“There is no sphere of human thought in which it is easier to show superficial cleverness and the appearance of superior wisdom than in discussing questions of currency and exchange.”
Winston Churchill, Speech to the House of Commons, Sept 29, 1949
What makes currency forecasting so difficult are two levels of uncertainty. This uncertainty is playing out today with the dollar declining on the Fed raising interest rates.
First, there is the uncertainty associated with relative policies and behavior. Since the exchange rate is a relative price, the forecaster always has to get the macroeconomics of two countries right. The policies of the Fed have to be contrasted with the policies of the ECB. The growth of the US has to be compared with the growth of Canada for CAD. It is always a problem associated with the forecast of two.

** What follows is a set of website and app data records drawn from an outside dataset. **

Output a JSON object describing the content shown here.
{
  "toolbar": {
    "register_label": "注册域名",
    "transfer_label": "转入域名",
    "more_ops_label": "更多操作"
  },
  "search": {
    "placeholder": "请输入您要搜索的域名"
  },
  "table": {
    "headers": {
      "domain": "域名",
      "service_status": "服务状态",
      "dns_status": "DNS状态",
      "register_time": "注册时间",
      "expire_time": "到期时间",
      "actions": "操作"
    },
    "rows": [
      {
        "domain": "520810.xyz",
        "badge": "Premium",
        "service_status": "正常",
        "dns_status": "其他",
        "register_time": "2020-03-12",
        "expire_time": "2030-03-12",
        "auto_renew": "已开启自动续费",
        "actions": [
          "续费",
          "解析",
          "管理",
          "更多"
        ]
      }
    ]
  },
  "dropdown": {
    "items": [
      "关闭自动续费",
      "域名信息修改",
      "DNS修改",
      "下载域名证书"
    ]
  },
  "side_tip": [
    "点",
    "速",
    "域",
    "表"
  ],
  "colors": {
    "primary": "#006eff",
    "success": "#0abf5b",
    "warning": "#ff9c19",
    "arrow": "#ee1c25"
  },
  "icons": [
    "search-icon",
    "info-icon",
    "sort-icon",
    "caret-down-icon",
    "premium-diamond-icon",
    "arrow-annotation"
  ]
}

Second, there is the changing dynamics of any regression results. Parameter uncertainty is greater because the weights on what is important are constantly changes. This has been shown to be an empirical reality. Today, the important variable may be monetary policy. Tomorrow, the most important weight may be on growth. The shifting weights causes differences in rational beliefs that may prove false for forecasting. Monetary policy is important but its important may be less today than last month. Two analysts may both be right on the impact of monetary policy, but their level of emphasis may be wrong.
This is why heuristics and simple rules may be helpful. As a first pass, the price trend may be the most important indicator because it is the weighted value of all beliefs and opinion. It is the aggregation of all views on relative price and relative emphasis. If the weighted opinion is moving the dollar lower, it is sending us a signal on underlying economic variables.